How many lines of the data contain "Működés"? Reply with the number alone.

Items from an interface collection
***
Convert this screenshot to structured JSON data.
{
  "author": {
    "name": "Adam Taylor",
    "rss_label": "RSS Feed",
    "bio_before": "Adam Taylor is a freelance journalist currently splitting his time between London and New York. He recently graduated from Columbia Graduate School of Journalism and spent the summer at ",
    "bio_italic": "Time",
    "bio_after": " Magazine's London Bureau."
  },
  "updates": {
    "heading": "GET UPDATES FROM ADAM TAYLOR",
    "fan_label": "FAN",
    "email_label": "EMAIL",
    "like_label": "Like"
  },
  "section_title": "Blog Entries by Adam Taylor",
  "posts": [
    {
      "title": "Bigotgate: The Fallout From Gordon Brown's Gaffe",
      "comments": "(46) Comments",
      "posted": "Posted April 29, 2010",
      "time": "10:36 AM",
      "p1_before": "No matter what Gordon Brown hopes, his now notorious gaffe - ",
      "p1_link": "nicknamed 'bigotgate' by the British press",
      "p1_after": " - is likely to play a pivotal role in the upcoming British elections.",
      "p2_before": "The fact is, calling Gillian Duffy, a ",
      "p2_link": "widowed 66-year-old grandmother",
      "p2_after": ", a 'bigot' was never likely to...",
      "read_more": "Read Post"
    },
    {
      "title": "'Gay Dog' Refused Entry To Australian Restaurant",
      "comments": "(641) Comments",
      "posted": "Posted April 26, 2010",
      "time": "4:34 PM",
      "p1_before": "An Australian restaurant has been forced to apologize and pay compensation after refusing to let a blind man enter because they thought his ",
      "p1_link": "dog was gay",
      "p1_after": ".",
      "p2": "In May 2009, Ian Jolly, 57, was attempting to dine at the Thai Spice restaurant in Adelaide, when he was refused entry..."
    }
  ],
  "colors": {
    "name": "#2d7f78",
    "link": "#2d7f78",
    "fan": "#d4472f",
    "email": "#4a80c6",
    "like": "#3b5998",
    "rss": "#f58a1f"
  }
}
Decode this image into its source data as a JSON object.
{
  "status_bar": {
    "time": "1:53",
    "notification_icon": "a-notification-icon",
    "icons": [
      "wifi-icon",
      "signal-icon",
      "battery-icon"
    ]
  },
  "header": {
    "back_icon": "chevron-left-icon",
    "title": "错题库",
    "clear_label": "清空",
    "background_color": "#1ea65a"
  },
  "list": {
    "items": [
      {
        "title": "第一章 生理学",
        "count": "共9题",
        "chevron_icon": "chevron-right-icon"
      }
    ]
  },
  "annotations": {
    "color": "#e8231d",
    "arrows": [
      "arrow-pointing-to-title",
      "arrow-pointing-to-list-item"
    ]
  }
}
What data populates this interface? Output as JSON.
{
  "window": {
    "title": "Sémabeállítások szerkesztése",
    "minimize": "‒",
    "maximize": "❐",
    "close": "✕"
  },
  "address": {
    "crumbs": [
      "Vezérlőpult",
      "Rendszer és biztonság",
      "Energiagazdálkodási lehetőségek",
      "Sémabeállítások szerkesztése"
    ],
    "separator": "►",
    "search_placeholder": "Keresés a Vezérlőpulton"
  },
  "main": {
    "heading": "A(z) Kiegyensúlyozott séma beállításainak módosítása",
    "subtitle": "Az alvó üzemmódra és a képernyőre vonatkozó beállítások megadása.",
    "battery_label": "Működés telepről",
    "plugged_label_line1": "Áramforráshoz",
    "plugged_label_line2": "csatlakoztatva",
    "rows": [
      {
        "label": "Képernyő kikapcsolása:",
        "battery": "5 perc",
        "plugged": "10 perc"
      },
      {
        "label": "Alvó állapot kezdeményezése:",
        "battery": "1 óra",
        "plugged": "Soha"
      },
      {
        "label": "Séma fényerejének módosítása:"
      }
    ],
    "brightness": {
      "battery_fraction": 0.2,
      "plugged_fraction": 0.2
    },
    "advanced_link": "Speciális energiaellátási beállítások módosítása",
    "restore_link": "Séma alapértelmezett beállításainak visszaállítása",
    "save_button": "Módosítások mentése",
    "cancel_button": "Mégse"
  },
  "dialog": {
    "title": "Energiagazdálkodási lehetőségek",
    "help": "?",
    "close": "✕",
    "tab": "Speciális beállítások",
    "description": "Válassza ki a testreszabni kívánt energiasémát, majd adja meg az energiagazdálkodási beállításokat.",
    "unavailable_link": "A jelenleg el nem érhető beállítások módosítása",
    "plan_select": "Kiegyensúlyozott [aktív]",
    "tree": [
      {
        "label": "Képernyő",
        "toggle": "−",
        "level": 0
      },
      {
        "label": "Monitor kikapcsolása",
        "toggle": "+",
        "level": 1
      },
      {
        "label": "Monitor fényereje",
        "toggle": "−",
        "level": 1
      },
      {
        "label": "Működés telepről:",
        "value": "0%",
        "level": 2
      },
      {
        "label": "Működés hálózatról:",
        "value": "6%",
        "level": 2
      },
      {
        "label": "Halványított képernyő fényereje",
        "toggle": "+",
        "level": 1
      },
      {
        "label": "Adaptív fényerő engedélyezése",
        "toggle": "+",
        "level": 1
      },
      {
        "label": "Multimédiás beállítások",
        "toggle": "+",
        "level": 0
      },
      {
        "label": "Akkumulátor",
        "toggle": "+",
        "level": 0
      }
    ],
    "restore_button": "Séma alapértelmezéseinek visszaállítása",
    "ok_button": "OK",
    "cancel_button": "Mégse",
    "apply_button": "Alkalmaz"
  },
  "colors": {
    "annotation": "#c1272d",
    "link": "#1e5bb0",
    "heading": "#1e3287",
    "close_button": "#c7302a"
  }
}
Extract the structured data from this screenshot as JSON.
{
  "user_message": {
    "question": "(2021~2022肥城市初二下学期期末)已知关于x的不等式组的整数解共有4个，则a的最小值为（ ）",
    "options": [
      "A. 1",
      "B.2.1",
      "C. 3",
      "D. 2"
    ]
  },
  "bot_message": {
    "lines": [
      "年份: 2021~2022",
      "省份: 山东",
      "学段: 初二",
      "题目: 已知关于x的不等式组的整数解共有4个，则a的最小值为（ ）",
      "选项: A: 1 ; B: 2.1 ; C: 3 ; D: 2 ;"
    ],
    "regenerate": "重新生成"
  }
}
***
Task solution: 3